Defining and Measuring Elder Abuse and Neglect (2010-12)

Human Resources and Skills Development Canada (HRSDC) funded two years of research to address the mistreatment (abuse and neglect) of older adults in Canada. The project aimed to inform a possible national prevalence study, and other potential studies, by developing measurement instruments that will be applicable in the community as well as institutions.
The research team was made up of fourteen experts from Canada and abroad. The project sought to address several issues, among them: problems associated with the conceptual definitions and measurement of mistreatment of older adults; theoretical difficulties; current challenges associated with identifying risk factors for mistreatment, and; issues surrounding the collection of reliable and valid data related to the prevalence of abuse and neglect.

Project Description: 
The 5 sub-projects within this program of research were:  

1) Clearly Defining Elder Abuse and Neglect

This sub-project involved developing clear conceptual definitions for mistreatment of older adults, as well as for specific types of mistreatment (including: physical abuse, psychological abuse, financial abuse, sexual abuse, and neglect).  In addition to a thorough review of social science literature and a broad legal review to compare the treatment of elder abuse across Canadian jurisdictions, this sub-project also involved a Definition Consensus Event which incorporated stakeholder feedback into the definitional development.

2) Developing Instruments for Measuring Elder Abuse and Neglect

This sub-project involved developing operational definitions for the five main types of mistreatment, as well as risk factors and perpetrator classifications for community and institutions. Draft questionnaires for a telephone survey in the community and for face-to-face interviews in institutions, were developed and tested in English and French focus groups as well as dyad interviews that took place in Toronto, Ontario and Magog, Quebec.

3) Validation of Measurement Instruments

This sub-project involved validating the measurement instruments using both qualitative and quantitative approaches. This sub-project involved cognitive testing of the questionnaires through face-to-face interviews (in order to improve clarity and comprehensibility of the instruments), and telephone and institution-based interviews for the purposes of studying the measurement instruments.
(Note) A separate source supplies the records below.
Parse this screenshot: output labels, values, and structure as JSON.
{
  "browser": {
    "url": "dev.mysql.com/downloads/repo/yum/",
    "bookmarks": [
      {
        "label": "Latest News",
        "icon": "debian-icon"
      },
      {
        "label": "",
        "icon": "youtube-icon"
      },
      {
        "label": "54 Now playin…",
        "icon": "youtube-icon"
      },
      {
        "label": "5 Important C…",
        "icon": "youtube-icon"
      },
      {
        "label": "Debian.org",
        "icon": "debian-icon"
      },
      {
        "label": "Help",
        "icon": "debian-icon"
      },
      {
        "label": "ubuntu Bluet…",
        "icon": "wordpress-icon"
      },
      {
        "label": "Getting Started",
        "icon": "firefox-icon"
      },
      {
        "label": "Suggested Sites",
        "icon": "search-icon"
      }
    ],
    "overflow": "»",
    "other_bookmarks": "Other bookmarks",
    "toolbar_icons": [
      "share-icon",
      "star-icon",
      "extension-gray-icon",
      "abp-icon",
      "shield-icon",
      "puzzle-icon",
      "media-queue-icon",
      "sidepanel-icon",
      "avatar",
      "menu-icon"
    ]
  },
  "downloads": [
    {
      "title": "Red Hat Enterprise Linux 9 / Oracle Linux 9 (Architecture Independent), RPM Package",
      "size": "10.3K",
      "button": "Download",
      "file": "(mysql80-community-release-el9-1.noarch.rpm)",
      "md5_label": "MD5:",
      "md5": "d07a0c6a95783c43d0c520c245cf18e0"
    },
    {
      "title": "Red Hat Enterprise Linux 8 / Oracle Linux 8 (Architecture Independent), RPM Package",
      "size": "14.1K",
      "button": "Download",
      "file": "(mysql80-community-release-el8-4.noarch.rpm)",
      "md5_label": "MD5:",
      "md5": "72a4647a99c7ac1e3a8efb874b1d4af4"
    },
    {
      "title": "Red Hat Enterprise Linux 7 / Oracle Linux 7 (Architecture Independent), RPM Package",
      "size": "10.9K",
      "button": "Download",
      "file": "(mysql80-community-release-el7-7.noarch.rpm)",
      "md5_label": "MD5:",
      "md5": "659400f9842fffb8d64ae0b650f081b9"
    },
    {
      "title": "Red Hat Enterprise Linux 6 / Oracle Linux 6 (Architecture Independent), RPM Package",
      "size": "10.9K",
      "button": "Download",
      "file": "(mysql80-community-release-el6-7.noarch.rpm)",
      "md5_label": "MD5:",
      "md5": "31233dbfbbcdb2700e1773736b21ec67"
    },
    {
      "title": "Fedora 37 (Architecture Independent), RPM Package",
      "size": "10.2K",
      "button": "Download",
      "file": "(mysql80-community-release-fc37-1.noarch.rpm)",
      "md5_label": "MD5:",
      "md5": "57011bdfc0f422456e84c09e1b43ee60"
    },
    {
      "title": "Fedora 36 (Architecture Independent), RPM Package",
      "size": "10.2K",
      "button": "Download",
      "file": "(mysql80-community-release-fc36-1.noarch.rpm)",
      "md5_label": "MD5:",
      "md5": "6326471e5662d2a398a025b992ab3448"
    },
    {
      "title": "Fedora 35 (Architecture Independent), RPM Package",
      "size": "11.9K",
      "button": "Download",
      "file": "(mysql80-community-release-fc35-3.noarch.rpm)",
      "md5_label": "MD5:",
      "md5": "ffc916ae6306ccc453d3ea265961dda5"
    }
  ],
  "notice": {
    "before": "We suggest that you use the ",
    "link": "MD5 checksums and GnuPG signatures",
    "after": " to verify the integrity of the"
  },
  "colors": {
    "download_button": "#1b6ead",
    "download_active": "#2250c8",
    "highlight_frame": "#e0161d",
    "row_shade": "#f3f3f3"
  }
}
4) Ethical Considerations

This sub-project  identified ethical issues in conducting a study of mistreatment, and ascertained possible solutions. This project ran simultaneously with the early months of the third sub-project as many of the ethical issues that arose had to be addressed prior to field work.

5) Knowledge Transfer/Final Consensus Event

This sub-project provided a context in which overall project results and conclusions were formally presented, as well as explored by researchers, practitioners, and other stakeholders.